Summary: Once we believe and accept Jesus, there is an act that is to follow; do you know what it is?
First Act of Obedience
April 28, 2001
What is the first act of obedience to God supposed to be? Do you know what you’re meant to do as a first expression of your deepest gratitude to God when you accept free salvation and grace given to you through Jesus Christ? Do you know that you are supposed to do something? I believe we know, in a general way, that our lives are to reflect our relationship with Jesus and with God. I believe we know that gratitude is meant to show itself in actions of obedience. But do you know what the first act of obedience is supposed to be?
Let’s consider a couple of rather definitive passages that point us to this.
Matt. 28. 18- 20- do you see the progression? Jesus instructed His disciples to go and to teach all nations, and to baptize them, and to continue to teach them so they would become disciples, too. That’s one definitive passage. Our Lord tells us something there.
Acts 2. 37- the giant crowd responded to the stinging and honest words of Peter. They shouted out, asking what they were supposed to ‘do’? Sometimes Christians get all bent-out- of-shape over the idea of ‘doing’ anything. They can get all haughty and upset and indignant and express the idea, “I don’t have to do anything.” In one way, they’re right, but, also, they’re very wrong!
v. 38- here’s how Peter responded. Notice that he didn’t say they were to do nothing. Although he would be the first to preach “Jesus did it all”, that is not what he declared to these people. He said what? Read it with me, please. “Repent, and be baptized every one of you in the name of Jesus Christ for the remission of sins, and you shall receive the gift of the Holy Spirit.”
Peter is rather clear, wouldn’t you say? The first act of obedience is to be baptized! This is important to know. When we come to Jesus and are convicted by Jesus, and when we accept Him as our Savior, and when we declare for Him and ask Him to be our Lord and Savior (two different concepts, by the way), then we are to be baptized.
It’s important to note, too, that a new believer doesn’t have to know a lot. He/she doesn’t have to know all the books of the Bible, or all the prophets in order of time written and the central message of each one. He or she doesn’t have to have all sorts of verses memorized. He or she doesn’t have to have his/her life straightened out. He or she is to have repented, and to be baptized. Baptism is not unimportant. Baptism is not even optional for the Christian seeking to follow God’s Word to us. Baptism is the first act of obedience.
So, is it just some ceremonial thing we do? Is baptism just something symbolic of something and nothing more? (In our society, many tend to think of symbolic acts as unimportant or superfluous acts- as something to take or leave, but not as really important.) Again, let’s permit scripture to speak to us.
Rom. 6. 3, 4, 5- baptism speaks loudly to Christians. It speaks of being with Jesus in death and resurrection.
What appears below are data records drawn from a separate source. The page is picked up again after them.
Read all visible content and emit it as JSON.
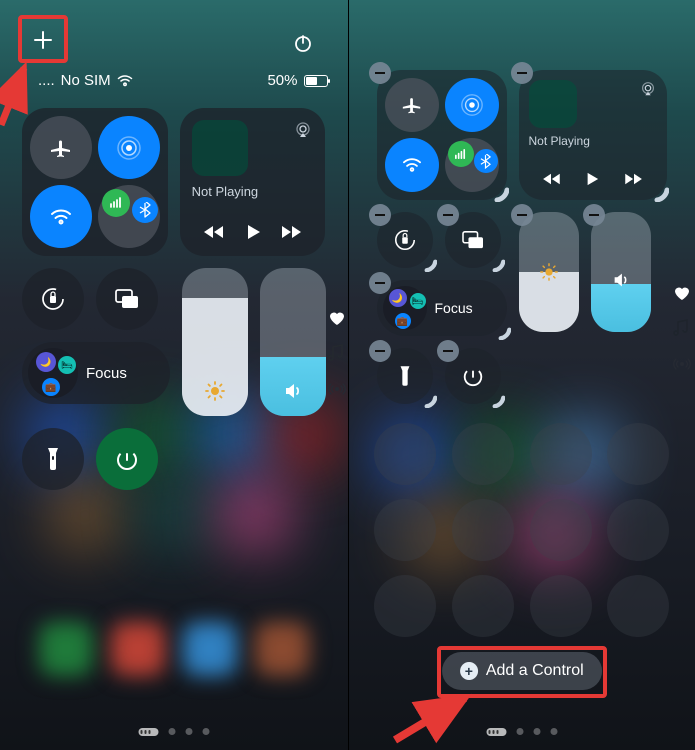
{
  "status": {
    "carrier": "No SIM",
    "signal_dots": "....",
    "battery": "50%"
  },
  "media": {
    "status": "Not Playing",
    "status_r": "Not Playing"
  },
  "focus": {
    "label": "Focus",
    "label_r": "Focus"
  },
  "add_control_label": "Add a Control"
}
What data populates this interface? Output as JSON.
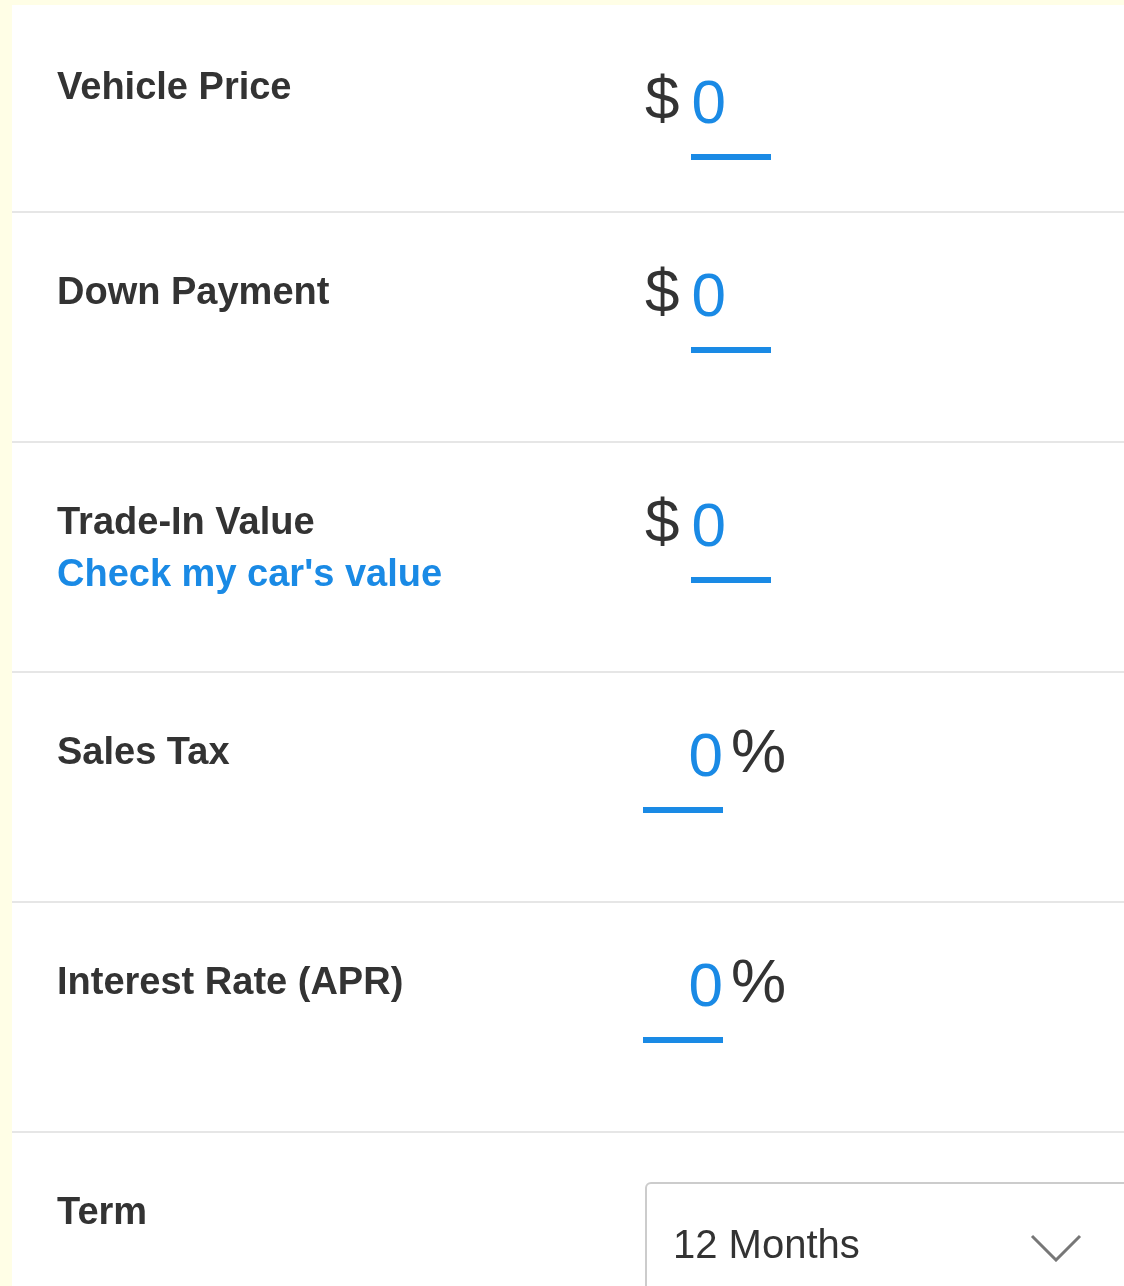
{
  "fields": [
    {
      "kind": "currency",
      "label": "Vehicle Price",
      "prefix": "$",
      "value": "0"
    },
    {
      "kind": "currency",
      "label": "Down Payment",
      "prefix": "$",
      "value": "0"
    },
    {
      "kind": "currency",
      "label": "Trade-In Value",
      "link": "Check my car's value",
      "prefix": "$",
      "value": "0"
    },
    {
      "kind": "percent",
      "label": "Sales Tax",
      "value": "0",
      "suffix": "%"
    },
    {
      "kind": "percent",
      "label": "Interest Rate (APR)",
      "value": "0",
      "suffix": "%"
    },
    {
      "kind": "select",
      "label": "Term",
      "value": "12 Months"
    }
  ]
}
It tells us something about what happens in our lives. We haven’t just ‘accepted Jesus’, but we actually go where Jesus went and then begin to live where Jesus now lives. We get to walk in ‘newness of life’. If we’ve actually been together with Jesus in death, or the likeness of His death, then we shall be in the likeness of His resurrection. This does NOT speak of something for our future. This speaks of what happens NOW when someone is baptized and comes up out of the water. This speaks of the new and present reality! The new Christian NOW lives in the likeness of Jesus’ resurrection. Resurrection happens NOW, not at some unknown distant future time. (Oh, there is to be something in the future, but we must not downplay the importance of what happens now!) The new Christian begins to live with resurrection power and begins to live the Kingdom life NOW, not just at some time in the future! Baptism does more than picture this. Baptism is the vehicle for this to happen!